SID’s takeaway was two-fold ! According to Brown, “Shows viewed via TiVo or DVR within three days of their original broadcast are included in the overall Nielsen numbers.” The flipside, ”When it comes to shows viewed on-line — whether via Hulu or a specific network’s site — only count if the on-line version contains the exact same commercials as the network broadcast. Currently, none of the soaps which can be viewed online feature the same ads as the network broadcast, meaning that those viewing their shows in non-traditional formats are not being counted in the all-important Nielsen ratings!” Here are a few other excerpts from this very important interview which sheds light on the mysterious ratings system.
Brown on difference between the basic Nielsen numbers and information gathered based on DVR or TiVo views: “We are dedicated to measuring what Americans are watching, however and whenever they’re watching it. With DVRs in almost 39 percent of American homes, DVR viewing is an important part of that equation. For a long time, Nielsen tracked live audience and VCR recording. Since 2007, we have tracked the live audience as well as the programs watched on DVR up to three days after the program aired live for the C3 measurement.

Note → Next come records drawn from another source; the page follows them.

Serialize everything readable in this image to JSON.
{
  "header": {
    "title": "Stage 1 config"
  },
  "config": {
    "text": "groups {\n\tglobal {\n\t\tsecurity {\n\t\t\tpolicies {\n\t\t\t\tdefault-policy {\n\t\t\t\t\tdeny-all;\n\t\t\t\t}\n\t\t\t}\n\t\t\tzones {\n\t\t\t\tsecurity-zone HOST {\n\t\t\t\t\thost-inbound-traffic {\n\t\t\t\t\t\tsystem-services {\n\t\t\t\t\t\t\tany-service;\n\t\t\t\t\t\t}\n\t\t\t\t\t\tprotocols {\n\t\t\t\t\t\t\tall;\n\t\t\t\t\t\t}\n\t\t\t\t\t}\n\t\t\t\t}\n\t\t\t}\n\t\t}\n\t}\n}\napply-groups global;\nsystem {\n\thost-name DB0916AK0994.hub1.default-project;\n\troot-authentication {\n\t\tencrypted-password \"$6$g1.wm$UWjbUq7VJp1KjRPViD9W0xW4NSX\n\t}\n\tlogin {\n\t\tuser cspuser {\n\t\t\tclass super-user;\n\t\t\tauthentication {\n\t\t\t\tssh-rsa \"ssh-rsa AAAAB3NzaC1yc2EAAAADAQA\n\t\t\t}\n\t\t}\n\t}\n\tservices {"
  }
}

This estimate actually looks at the commercial minutes performance to provide an average estimate of commercial viewing. Our Extended Screen Initiative is currently also measuring TV programs viewed on-line and on-demand, which will also be folded into the C3 rating.”
Brown on if networks count DVR/TiVo views: “C3 has become the standard in the industry and provides a more accurate reflection of the programs that are heavily DVR’d. In that sense, DVR audience has become very important to programmers as contributing substantial viewing.”
Brown on if watching soaps on network websites such as CBS.com or ABC.com will count for the ratings system: “Shows on CBS.com or ABC.com that are the exact same as the live broadcast version — with the same commercials — will be counted with the Extended Screen in C3.”
So, are soaps being misrepresented once again by the numbers? Let us know your thoughts!